Attention restoration is the theory that when you go into nature, you leave many of these things behind. You can relax, truly relax, and leave the attention demanding items behind. Even if you go with friends, you’re more likely to be quiet and simply to be. This literally gives you time to relax and destress without constant notifications and engagement.
You’ll likely also benefit from reductions in urban noise, time alone, and the sensation of awe that most of us experience when faced with nature. People really do feel better when we’re outside in nature, and the less we see of buildings and people, the more impressive it is.
How much Do You Have to Be in Nature to See Mental Health Benefits?

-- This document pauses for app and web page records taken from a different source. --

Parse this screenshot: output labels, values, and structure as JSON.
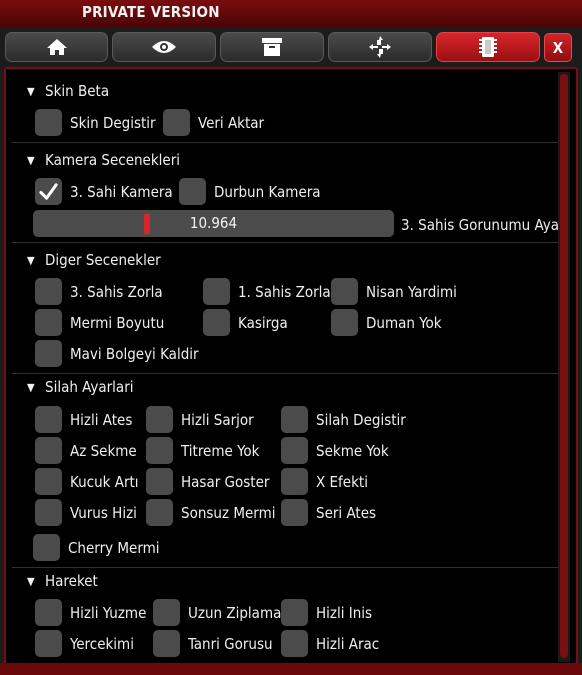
{
  "window": {
    "title": "PRIVATE VERSION",
    "close_label": "X"
  },
  "tabs": [
    {
      "icon": "home-icon",
      "active": false
    },
    {
      "icon": "eye-icon",
      "active": false
    },
    {
      "icon": "archive-icon",
      "active": false
    },
    {
      "icon": "crosshair-icon",
      "active": false
    },
    {
      "icon": "chip-icon",
      "active": true
    }
  ],
  "sections": {
    "skin": {
      "title": "Skin Beta",
      "options": [
        {
          "label": "Skin Degistir",
          "checked": false
        },
        {
          "label": "Veri Aktar",
          "checked": false
        }
      ]
    },
    "camera": {
      "title": "Kamera Secenekleri",
      "options": [
        {
          "label": "3. Sahi Kamera",
          "checked": true
        },
        {
          "label": "Durbun Kamera",
          "checked": false
        }
      ],
      "slider": {
        "value": "10.964",
        "label": "3. Sahis Gorunumu Aya",
        "fraction": 0.31
      }
    },
    "other": {
      "title": "Diger Secenekler",
      "options": [
        {
          "label": "3. Sahis Zorla",
          "checked": false
        },
        {
          "label": "1. Sahis Zorla",
          "checked": false
        },
        {
          "label": "Nisan Yardimi",
          "checked": false
        },
        {
          "label": "Mermi Boyutu",
          "checked": false
        },
        {
          "label": "Kasirga",
          "checked": false
        },
        {
          "label": "Duman Yok",
          "checked": false
        },
        {
          "label": "Mavi Bolgeyi Kaldir",
          "checked": false
        }
      ]
    },
    "weapon": {
      "title": "Silah Ayarlari",
      "options": [
        {
          "label": "Hizli Ates",
          "checked": false
        },
        {
          "label": "Hizli Sarjor",
          "checked": false
        },
        {
          "label": "Silah Degistir",
          "checked": false
        },
        {
          "label": "Az Sekme",
          "checked": false
        },
        {
          "label": "Titreme Yok",
          "checked": false
        },
        {
          "label": "Sekme Yok",
          "checked": false
        },
        {
          "label": "Kucuk Artı",
          "checked": false
        },
        {
          "label": "Hasar Goster",
          "checked": false
        },
        {
          "label": "X Efekti",
          "checked": false
        },
        {
          "label": "Vurus Hizi",
          "checked": false
        },
        {
          "label": "Sonsuz Mermi",
          "checked": false
        },
        {
          "label": "Seri Ates",
          "checked": false
        },
        {
          "label": "Cherry Mermi",
          "checked": false
        }
      ]
    },
    "movement": {
      "title": "Hareket",
      "options": [
        {
          "label": "Hizli Yuzme",
          "checked": false
        },
        {
          "label": "Uzun Ziplama",
          "checked": false
        },
        {
          "label": "Hizli Inis",
          "checked": false
        },
        {
          "label": "Yercekimi",
          "checked": false
        },
        {
          "label": "Tanri Gorusu",
          "checked": false
        },
        {
          "label": "Hizli Arac",
          "checked": false
        }
      ]
    }
  },
  "colors": {
    "accent": "#d9262a",
    "panel_border": "#7a0f12",
    "checkbox": "#4b4b4b",
    "background": "#000000"
  }
}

Most studies indicate that even a few minutes a day can improve your short-term mood. Harvard studies indicate that students see measurable improvements with just 10 minutes per day. Of course, the efficacy of stress reduction from nature reduces with age. Most people can easily benefit by simply moving an exercise routine outdoors. Cycling, walking, or running through a park is much more stress-relieving than doing so in a gym. Doing yoga outdoors is more mindful and feels more soothing.
What’s right for you? Figure out how far away nature is from you, how long it takes to get there, and plan accordingly. Even walking through heavily treed neighborhoods is better than nothing. It’s also important to stick to a schedule and a pattern that’s comfortable for you. If your mental illness allows you to take an hour-long walk through the woods each day, it likely will benefit you, if you can only do 15 minutes, that’s also better than nothing. The importance is consistency and maintaining patterns over a longer period.
Time spent in nature will boost your mood, reduce stress, and help you to feel positive emotions like joy, wonder, and happiness. At the same time, nature isn’t a cure to mental illness. If you are struggling, it’s important to seek out professional help in the form of therapy, whether through outpatient or inpatient therapy. Many people will benefit from gender-specific mental health treatment, meaning a women’s mental health treatment program or men’s mental health treatment program. Here, the goal is to help you identify the underlying causes behind mental illness, behavior patterns contributing to symptoms, and coping mechanisms, so that you can create new behavioral patterns and coping mechanisms, understand the root of mental illness, and build a better life for yourself.